Can anything positive come out of Cleveland’s house of horrors?
Even though many perplexinG questions remain unanswered, some horrific details emerging from the decade-long kidnapping and abuse of three Cleveland women reinforce common-sense but valuable lessons for families, neighborhoods and the criminal justice system.
The lessons cry out for serious attention if any shred of long-term good is to result from such a prolonged and painful tragedy.
Ariel Castro, 52, has been charged with multiple counts of kidnapping and rape, but prosecutors expect to file more charges against him in the savagery that has left the state, the country and the world aghast. Three young West Side Cleveland women – Amanda Berry, Gina DeJesus and Michelle Knight – were held captive since they disappeared between August 2002 and April 2004.
During that time, officials allege Castro chained them, isolated them, beat them, starved them, raped them, and inflicted violent miscarriages on them. The torture inside this aptly named “house of horrors” came to an abrupt end last week when Berry escaped and notified authorities.
Police say this unbelievably long and sordid saga began for all three in precisely the same fashion: Castro used trickery to lure each into his vehicle on or near Lorain Avenue, a congested and commercial major West Side thoroughfare.
A Lesson to be learned
The ease with which Castro purportedly broke down any barriers of distrust serves as a lesson to all parents and guardians of all children and teens in all neighborhoods. They must strictly reinforce public-safety Rule No. 1 : Never accept rides from strangers or even from acquaintances with whom strong and long-term bonds of trust have not been firmly established.
The Cleveland tragedy also should be instructive to our extended families – those individuals with whom we should share a close common bond by virtue of our common geography. Through a combination of apathy, fear and today’s fast-paced me-centered lifestyles, the family of neighbors has become dysfunctional in many American communities — from urban ghettos to pristine suburbs. Gone for many are the days when neighbors had the backs of neighbors. That’s why formation and active participation in neighborhood watch groups provide one tangible tool for residents to act more neighborly and watchful to lessen the possibility for incidents of crime and terror to play out.
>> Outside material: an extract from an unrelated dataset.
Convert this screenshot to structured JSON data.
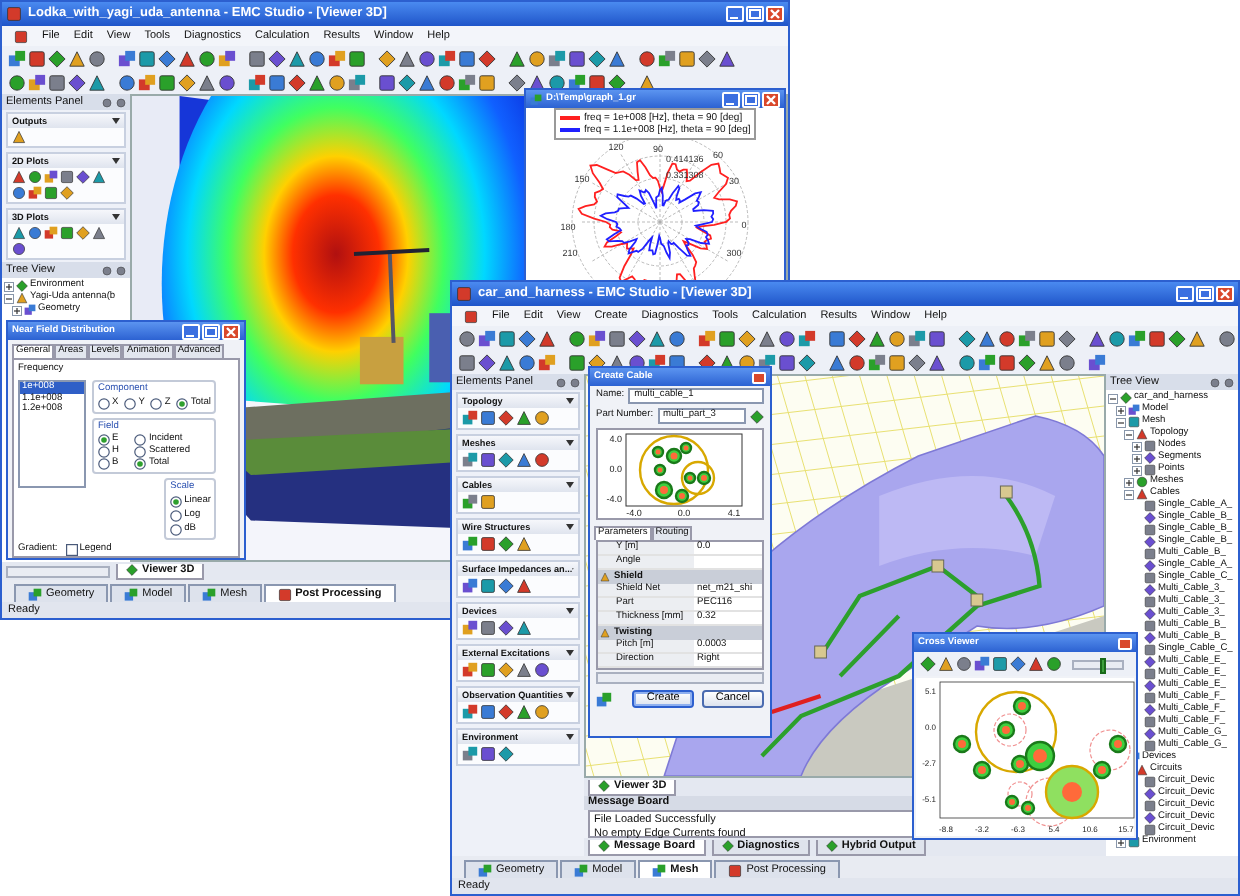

They also serve to establish a strong link with police. Some in Cleveland accuse the city police department of less than aggressive handling of the case over the years, and some go as far to charge that calls of suspicious activity went virtually ignored. But no credible evidence to date suggests any such nefarious and negligent behavior by the men and women in blue in Cleveland.
Stronger bonds needed
Yet therein lies another lesson of this tragedy — the need to strengthen bonds between police and communities. The internal affairs division of the police department should spare no energy in investigating claims of discriminatory service. In addition, police and court officials must respond to a growing chorus of criticism over the slap-on-the-wrist leniency given Castro in light of credible and repeated reports of his role in domestic violence, assaults, violence inside school buses that he drove and other antisocial and criminal behavior before and after the abductions took place.
To begin the healing, Cleveland police have organized community meetings of the Lorain Avenue neighborhood to air out concerns and to build stronger chains of communication between residents and their watchdogs. Because of the historic distrust between residents of poor urban neighborhoods and local police, such efforts must be strengthened in Cleveland and in communities large and small across the U.S.
To be sure, these lessons of the Cleveland tragedy – stronger family bonds, revitalized neighborhood ties and enhanced community-cop relations – may not have prevented the 12 years of sordid and shameless criminal conduct inside the now infamous house of horrors. But such lessons, if applied steadfastly and forcefully, could at least work to give safety and security a fighting chance to win over evil and depravity.